++++ DATA RECORDS ++++
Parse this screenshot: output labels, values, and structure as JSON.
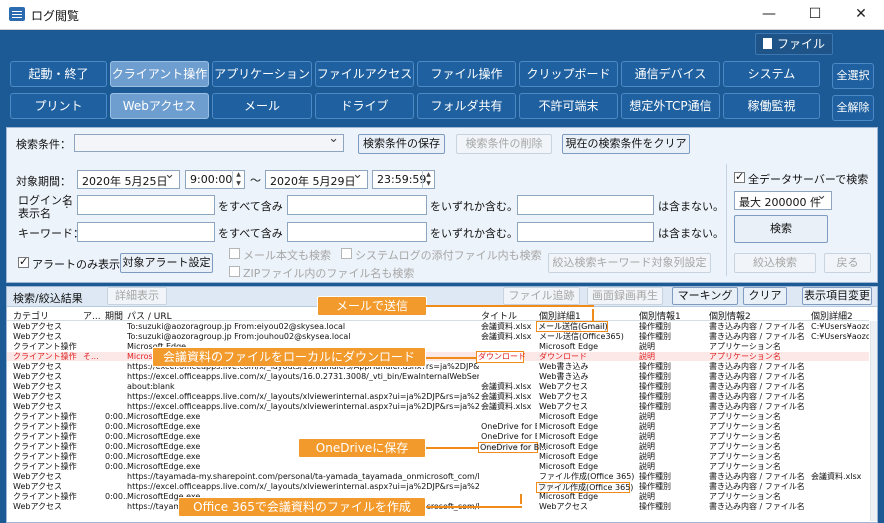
{
  "window": {
    "title": "ログ閲覧",
    "min": "—",
    "max": "☐",
    "close": "✕"
  },
  "file_button": "ファイル",
  "categories_row1": [
    "起動・終了",
    "クライアント操作",
    "アプリケーション",
    "ファイルアクセス",
    "ファイル操作",
    "クリップボード",
    "通信デバイス",
    "システム"
  ],
  "categories_row2": [
    "プリント",
    "Webアクセス",
    "メール",
    "ドライブ",
    "フォルダ共有",
    "不許可端末",
    "想定外TCP通信",
    "稼働監視"
  ],
  "select_all": "全選択",
  "deselect_all": "全解除",
  "conditions": {
    "search_condition_label": "検索条件：",
    "save_btn": "検索条件の保存",
    "delete_btn": "検索条件の削除",
    "clear_btn": "現在の検索条件をクリア",
    "period_label": "対象期間：",
    "date_from": "2020年  5月25日",
    "time_from": "9:00:00",
    "tilde": "～",
    "date_to": "2020年  5月29日",
    "time_to": "23:59:59",
    "login_label1": "ログイン名",
    "login_label2": "表示名",
    "keyword_label": "キーワード：",
    "all_include": "をすべて含み",
    "any_include": "をいずれか含む。",
    "not_include": "は含まない。",
    "all_include2": "をすべて含み",
    "any_include2": "をいずれか含む。",
    "not_include2": "は含まない。",
    "mail_body": "メール本文も検索",
    "syslog_attach": "システムログの添付ファイル内も検索",
    "zip_search": "ZIPファイル内のファイル名も検索",
    "alert_only": "アラートのみ表示:",
    "alert_setting_btn": "対象アラート設定",
    "refine_keyword_btn": "絞込検索キーワード対象列設定",
    "all_servers": "全データサーバーで検索",
    "max_count": "最大 200000 件",
    "search_btn": "検索",
    "refine_btn": "絞込検索",
    "back_btn": "戻る"
  },
  "results": {
    "title": "検索/絞込結果",
    "detail_btn": "詳細表示",
    "file_trace_btn": "ファイル追跡",
    "screen_rec_btn": "画面録画再生",
    "marking_btn": "マーキング",
    "clear_btn": "クリア",
    "column_change_btn": "表示項目変更",
    "columns": [
      "カテゴリ",
      "ア...",
      "期間",
      "パス / URL",
      "タイトル",
      "個別詳細1",
      "個別情報1",
      "個別情報2",
      "個別詳細2"
    ],
    "rows": [
      {
        "cat": "Webアクセス",
        "a": "",
        "t": "",
        "path": "To:suzuki@aozoragroup.jp From:eiyou02@skysea.local",
        "title": "会議資料.xlsx",
        "d1": "メール送信(Gmail)",
        "i1": "操作種別",
        "i2": "書き込み内容 / ファイル名",
        "d2": "C:¥Users¥aozo",
        "red": false
      },
      {
        "cat": "Webアクセス",
        "a": "",
        "t": "",
        "path": "To:suzuki@aozoragroup.jp From:jouhou02@skysea.local",
        "title": "会議資料.xlsx",
        "d1": "メール送信(Office365)",
        "i1": "操作種別",
        "i2": "書き込み内容 / ファイル名",
        "d2": "C:¥Users¥aozo",
        "red": false
      },
      {
        "cat": "クライアント操作",
        "a": "",
        "t": "",
        "path": "Microsoft Edge",
        "title": "",
        "d1": "Microsoft Edge",
        "i1": "説明",
        "i2": "アプリケーション名",
        "d2": "",
        "red": false
      },
      {
        "cat": "クライアント操作",
        "a": "そ...",
        "t": "",
        "path": "Microsoft Edge",
        "title": "",
        "d1": "ダウンロード",
        "i1": "説明",
        "i2": "アプリケーション名",
        "d2": "",
        "red": true
      },
      {
        "cat": "Webアクセス",
        "a": "",
        "t": "",
        "path": "https://excel.officeapps.live.com/x/_layouts/15/Handlers/AppHandler.ashx?rs=ja%2DJP&...",
        "title": "",
        "d1": "Web書き込み",
        "i1": "操作種別",
        "i2": "書き込み内容 / ファイル名",
        "d2": "",
        "red": false
      },
      {
        "cat": "Webアクセス",
        "a": "",
        "t": "",
        "path": "https://excel.officeapps.live.com/x/_layouts/16.0.2731.3008/_vti_bin/EwaInternalWebService.json/PingWFE",
        "title": "",
        "d1": "Web書き込み",
        "i1": "操作種別",
        "i2": "書き込み内容 / ファイル名",
        "d2": "",
        "red": false
      },
      {
        "cat": "Webアクセス",
        "a": "",
        "t": "",
        "path": "about:blank",
        "title": "会議資料.xlsx",
        "d1": "Webアクセス",
        "i1": "操作種別",
        "i2": "書き込み内容 / ファイル名",
        "d2": "",
        "red": false
      },
      {
        "cat": "Webアクセス",
        "a": "",
        "t": "",
        "path": "https://excel.officeapps.live.com/x/_layouts/xlviewerinternal.aspx?ui=ja%2DJP&rs=ja%2DJP&WOPISrc=...",
        "title": "会議資料.xlsx",
        "d1": "Webアクセス",
        "i1": "操作種別",
        "i2": "書き込み内容 / ファイル名",
        "d2": "",
        "red": false
      },
      {
        "cat": "Webアクセス",
        "a": "",
        "t": "",
        "path": "https://excel.officeapps.live.com/x/_layouts/xlviewerinternal.aspx?ui=ja%2DJP&rs=ja%2DJP&WOPISrc=...",
        "title": "会議資料.xlsx",
        "d1": "Webアクセス",
        "i1": "操作種別",
        "i2": "書き込み内容 / ファイル名",
        "d2": "",
        "red": false
      },
      {
        "cat": "クライアント操作",
        "a": "",
        "t": "0:00...",
        "path": "MicrosoftEdge.exe",
        "title": "",
        "d1": "Microsoft Edge",
        "i1": "説明",
        "i2": "アプリケーション名",
        "d2": "",
        "red": false
      },
      {
        "cat": "クライアント操作",
        "a": "",
        "t": "0:00...",
        "path": "MicrosoftEdge.exe",
        "title": "OneDrive for B...",
        "d1": "Microsoft Edge",
        "i1": "説明",
        "i2": "アプリケーション名",
        "d2": "",
        "red": false
      },
      {
        "cat": "クライアント操作",
        "a": "",
        "t": "0:00...",
        "path": "MicrosoftEdge.exe",
        "title": "OneDrive for B...",
        "d1": "Microsoft Edge",
        "i1": "説明",
        "i2": "アプリケーション名",
        "d2": "",
        "red": false
      },
      {
        "cat": "クライアント操作",
        "a": "",
        "t": "0:00...",
        "path": "MicrosoftEdge.exe",
        "title": "OneDrive for B...",
        "d1": "Microsoft Edge",
        "i1": "説明",
        "i2": "アプリケーション名",
        "d2": "",
        "red": false
      },
      {
        "cat": "クライアント操作",
        "a": "",
        "t": "0:00...",
        "path": "MicrosoftEdge.exe",
        "title": "",
        "d1": "Microsoft Edge",
        "i1": "説明",
        "i2": "アプリケーション名",
        "d2": "",
        "red": false
      },
      {
        "cat": "クライアント操作",
        "a": "",
        "t": "0:00...",
        "path": "MicrosoftEdge.exe",
        "title": "",
        "d1": "Microsoft Edge",
        "i1": "説明",
        "i2": "アプリケーション名",
        "d2": "",
        "red": false
      },
      {
        "cat": "Webアクセス",
        "a": "",
        "t": "",
        "path": "https://tayamada-my.sharepoint.com/personal/ta-yamada_tayamada_onmicrosoft_com/Documents...",
        "title": "",
        "d1": "ファイル作成(Office 365)",
        "i1": "操作種別",
        "i2": "書き込み内容 / ファイル名",
        "d2": "会議資料.xlsx",
        "red": false
      },
      {
        "cat": "Webアクセス",
        "a": "",
        "t": "",
        "path": "https://excel.officeapps.live.com/x/_layouts/xlviewerinternal.aspx?ui=ja%2DJP&rs=ja%2DJP&WOPISrc=...",
        "title": "",
        "d1": "Webアクセス",
        "i1": "操作種別",
        "i2": "書き込み内容 / ファイル名",
        "d2": "",
        "red": false
      },
      {
        "cat": "クライアント操作",
        "a": "",
        "t": "0:00...",
        "path": "MicrosoftEdge.exe",
        "title": "",
        "d1": "Microsoft Edge",
        "i1": "説明",
        "i2": "アプリケーション名",
        "d2": "",
        "red": false
      },
      {
        "cat": "Webアクセス",
        "a": "",
        "t": "",
        "path": "https://tayamada-my.sharepoint.com/personal/ta-yamada_tayamada_onmicrosoft_com/Documents...",
        "title": "",
        "d1": "Webアクセス",
        "i1": "操作種別",
        "i2": "書き込み内容 / ファイル名",
        "d2": "",
        "red": false
      }
    ]
  },
  "callouts": {
    "mail": "メールで送信",
    "download": "会議資料のファイルをローカルにダウンロード",
    "onedrive": "OneDriveに保存",
    "office365": "Office 365で会議資料のファイルを作成"
  },
  "highlight_texts": {
    "mail_gmail": "メール送信(Gmail)",
    "download": "ダウンロード",
    "onedrive": "OneDrive for B...",
    "file_create": "ファイル作成(Office 365)"
  },
  "colors": {
    "accent": "#1c5a96",
    "callout": "#f39a2c",
    "alert_red": "#e02020"
  }
}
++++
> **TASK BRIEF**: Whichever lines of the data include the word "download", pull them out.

> **SOLUTION TO THIS EXERCISE**:
    "download": "会議資料のファイルをローカルにダウンロード",
    "download": "ダウンロード",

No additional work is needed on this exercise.